*** Block opens ***

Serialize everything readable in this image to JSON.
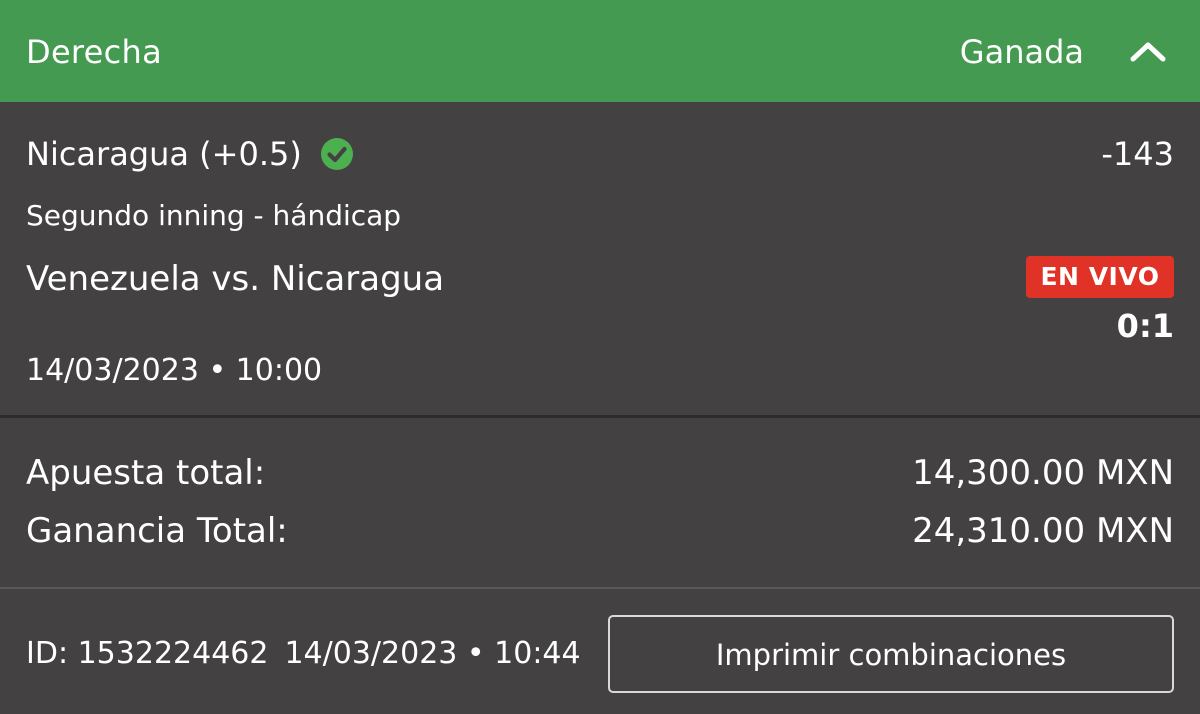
{
  "header": {
    "title": "Derecha",
    "status": "Ganada",
    "collapse_icon": "chevron-up-icon",
    "background_color": "#449a51"
  },
  "selection": {
    "name": "Nicaragua (+0.5)",
    "result_icon": "check-circle-icon",
    "result_color": "#4caf50",
    "odds": "-143",
    "market": "Segundo inning - hándicap",
    "event": "Venezuela vs. Nicaragua",
    "live_badge": "EN VIVO",
    "live_color": "#e03226",
    "score": "0:1",
    "event_datetime": "14/03/2023 • 10:00"
  },
  "totals": {
    "stake_label": "Apuesta total:",
    "stake_value": "14,300.00 MXN",
    "winnings_label": "Ganancia Total:",
    "winnings_value": "24,310.00 MXN"
  },
  "footer": {
    "bet_id": "ID: 1532224462",
    "placed_datetime": "14/03/2023 • 10:44",
    "print_button_label": "Imprimir combinaciones"
  }
}
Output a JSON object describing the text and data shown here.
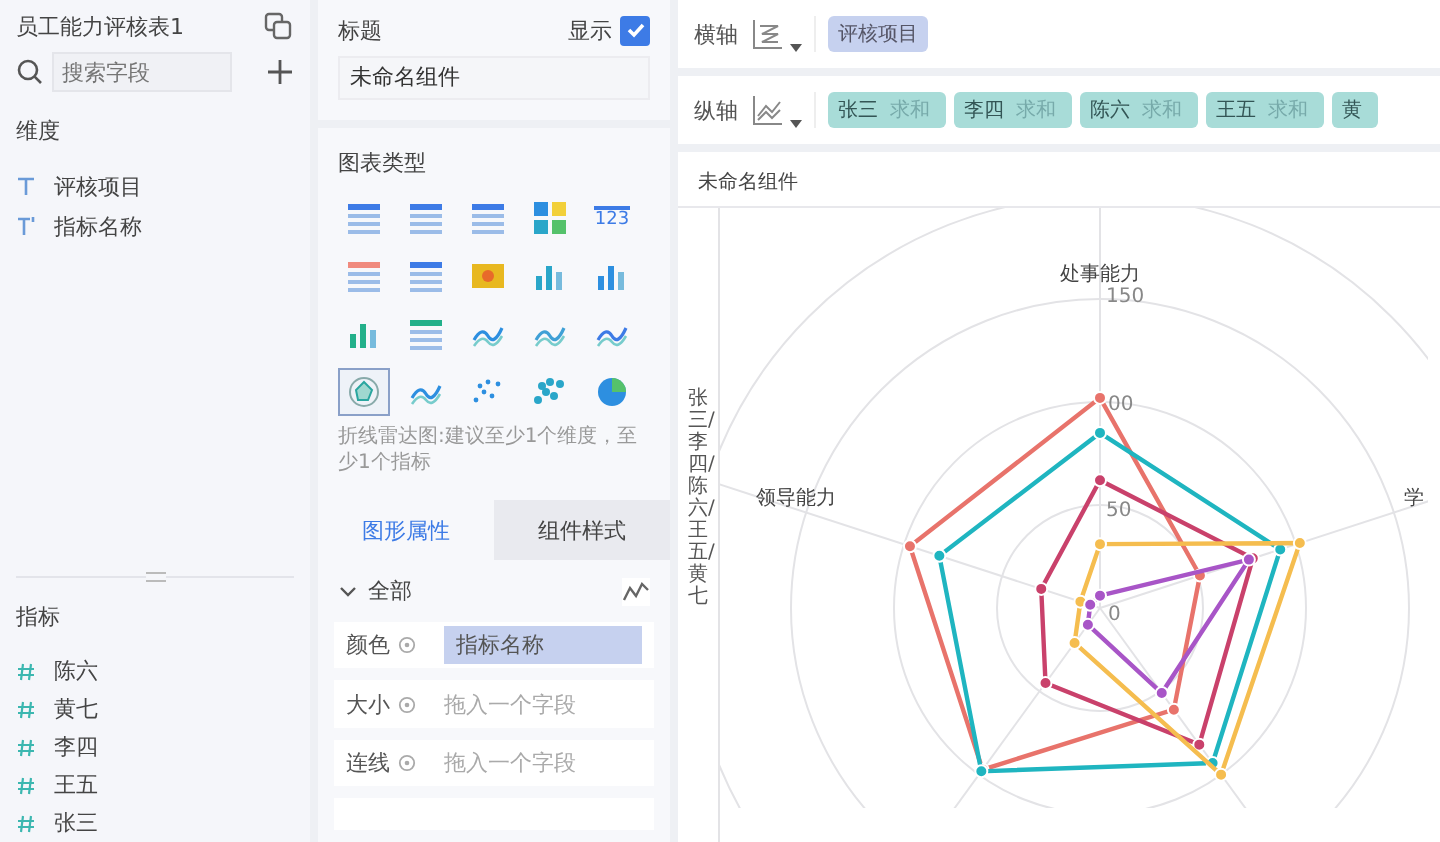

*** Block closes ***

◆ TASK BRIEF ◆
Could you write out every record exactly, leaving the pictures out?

◆ ANSWER TO THIS EXERCISE ◆
Serialize everything readable in this image to JSON.
{
  "header": {
    "title": "Derecha",
    "status": "Ganada",
    "collapse_icon": "chevron-up-icon",
    "background_color": "#449a51"
  },
  "selection": {
    "name": "Nicaragua (+0.5)",
    "result_icon": "check-circle-icon",
    "result_color": "#4caf50",
    "odds": "-143",
    "market": "Segundo inning - hándicap",
    "event": "Venezuela vs. Nicaragua",
    "live_badge": "EN VIVO",
    "live_color": "#e03226",
    "score": "0:1",
    "event_datetime": "14/03/2023 • 10:00"
  },
  "totals": {
    "stake_label": "Apuesta total:",
    "stake_value": "14,300.00 MXN",
    "winnings_label": "Ganancia Total:",
    "winnings_value": "24,310.00 MXN"
  },
  "footer": {
    "bet_id": "ID: 1532224462",
    "placed_datetime": "14/03/2023 • 10:44",
    "print_button_label": "Imprimir combinaciones"
  }
}
Output a JSON object describing the text and data shown here.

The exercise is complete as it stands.